How do you identify beads?
Tips for Sorting and Identifying Beads
- You’ve Got to See. Get a good lamp. …
- Sort by Color, Shape or Size. …
- Check the Temperature. …
- Compare Sounds and Weights. …
- Finish and Uniformity. …
- Drilling and Carving. …
- Tests and Sacrifices. …
- History and Resources.
How can you tell if jewelry is crystal or glass?
Get a glass and hold it up to a light source. You can tell that it is crystal if it creates a rainbow prism effect. If it doesn’t, then you are holding just a plain glass. If you tap the glass and you hear a musical ring with a little bit of echo, then it is crystal.
What are dyed beads?
Dyed beads come in a variety of pinks, purples and reds that are impossible to create except with a dyed glass. They will often fade under natural or artificial light, when in contact with skin, and after laundering or dry cleaning.
How can I tell if something is glass or plastic?
Plastic is softer and doesn’t resonate the same way glass does when struck. Glass is known for that distinct ringing sound or a soft *tink* at the very least while plastic will almost always render a soft *thud* even for gentle taps.
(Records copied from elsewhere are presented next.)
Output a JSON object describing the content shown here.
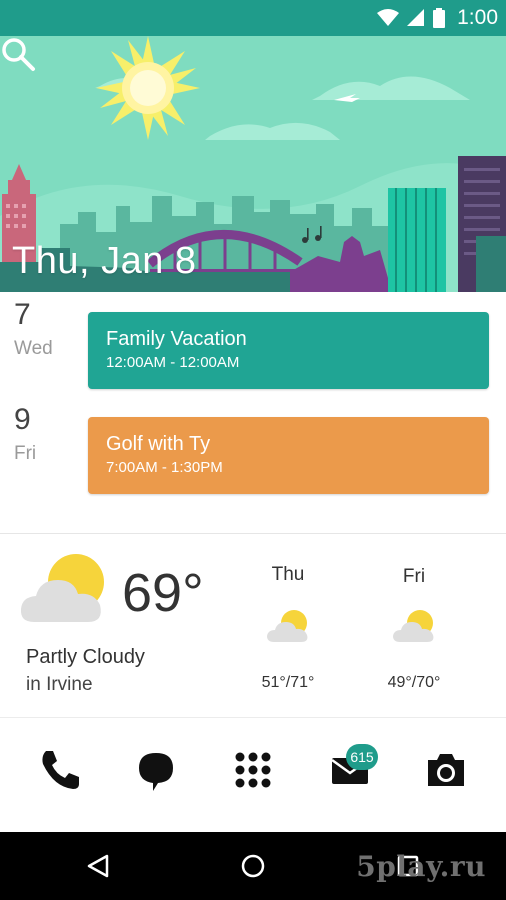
{
  "status_bar": {
    "time": "1:00",
    "icons": [
      "wifi-icon",
      "signal-icon",
      "battery-icon"
    ]
  },
  "header": {
    "date_title": "Thu, Jan 8",
    "search_icon": "search-icon"
  },
  "agenda": [
    {
      "day_number": "7",
      "day_name": "Wed",
      "event": {
        "title": "Family Vacation",
        "time": "12:00AM - 12:00AM",
        "color": "#20a594"
      }
    },
    {
      "day_number": "9",
      "day_name": "Fri",
      "event": {
        "title": "Golf with Ty",
        "time": "7:00AM - 1:30PM",
        "color": "#eb9a4b"
      }
    }
  ],
  "weather": {
    "current_temp": "69°",
    "condition": "Partly Cloudy",
    "location": "in Irvine",
    "icon": "partly-cloudy-icon",
    "forecast": [
      {
        "day": "Thu",
        "range": "51°/71°",
        "icon": "partly-cloudy-icon"
      },
      {
        "day": "Fri",
        "range": "49°/70°",
        "icon": "partly-cloudy-icon"
      }
    ]
  },
  "dock": {
    "apps": [
      "phone-icon",
      "messages-icon",
      "app-drawer-icon",
      "email-icon",
      "camera-icon"
    ],
    "email_badge": "615"
  },
  "nav_bar": {
    "buttons": [
      "back-icon",
      "home-icon",
      "recents-icon"
    ],
    "watermark": "5play.ru"
  },
  "colors": {
    "accent": "#1f9c8b",
    "sky": "#7fdcc0",
    "event_teal": "#20a594",
    "event_orange": "#eb9a4b"
  }
}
To perform this test, take a small rounded metal object like a penny or wedding ring.
What are crystal beads made of?
Both Swarovski crystal and glass beads contain glass, which is made of about 70-72% silicon dioxide with added sodium carbonate, calcium oxide, aluminum oxide, and magnesium oxide.
What is a vintage bead?
Vintage beads are beads that are no longer in production. They are at least 25 or more years old and they are available in materials that include Glass, Crystal, Metal, Bakelite, Ceramic, Plastic and Lucite.
What are the most expensive beads?
Most Expensive Beads in the World!
One Bodom, a glass bead made in West Africa, sold in London in 1931 for £300, then worth $1500 – and now a conservative $30,000! Yet these don’t even come close to the most money spent for a bead! In 1988 over US$700,000 dollars was paid for a necklace of jade beads.
Are crystal glasses worth anything?
Because of its lead content, crystal glassware is stronger, heavier, and smoother than standard glass. … The value of older and more highly decorated crystal glassware can range between $1,000 and $4,000—sometimes even more, depending on its condition and design.